<<<<

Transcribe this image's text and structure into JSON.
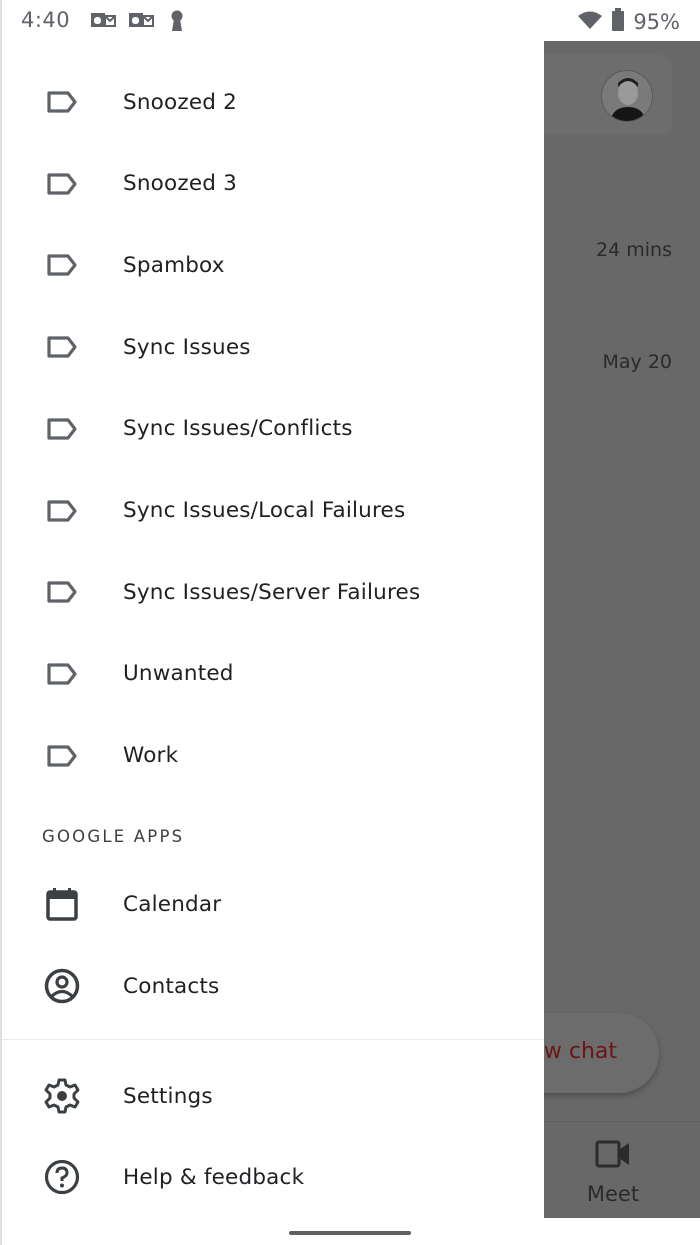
{
  "status_bar": {
    "time": "4:40",
    "notification_icons": [
      "outlook-icon",
      "outlook-icon",
      "keyhole-icon"
    ],
    "wifi": "wifi-icon",
    "battery_icon": "battery-icon",
    "battery_percent": "95%"
  },
  "background_app": {
    "email_times": [
      "24 mins",
      "May 20"
    ],
    "fab_label": "w chat",
    "bottom_nav": {
      "meet_label": "Meet"
    }
  },
  "drawer": {
    "labels": [
      {
        "label": "Snoozed 2",
        "icon": "label-icon"
      },
      {
        "label": "Snoozed 3",
        "icon": "label-icon"
      },
      {
        "label": "Spambox",
        "icon": "label-icon"
      },
      {
        "label": "Sync Issues",
        "icon": "label-icon"
      },
      {
        "label": "Sync Issues/Conflicts",
        "icon": "label-icon"
      },
      {
        "label": "Sync Issues/Local Failures",
        "icon": "label-icon"
      },
      {
        "label": "Sync Issues/Server Failures",
        "icon": "label-icon"
      },
      {
        "label": "Unwanted",
        "icon": "label-icon"
      },
      {
        "label": "Work",
        "icon": "label-icon"
      }
    ],
    "google_apps_header": "GOOGLE APPS",
    "google_apps": [
      {
        "label": "Calendar",
        "icon": "calendar-icon"
      },
      {
        "label": "Contacts",
        "icon": "contacts-icon"
      }
    ],
    "footer": [
      {
        "label": "Settings",
        "icon": "gear-icon"
      },
      {
        "label": "Help & feedback",
        "icon": "help-icon"
      }
    ]
  },
  "colors": {
    "text": "#202124",
    "icon": "#5f6368",
    "scrim": "#686868",
    "fab_text": "#6b1616"
  }
}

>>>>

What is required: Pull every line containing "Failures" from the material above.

Exercise answer:
        "label": "Sync Issues/Local Failures",
        "label": "Sync Issues/Server Failures",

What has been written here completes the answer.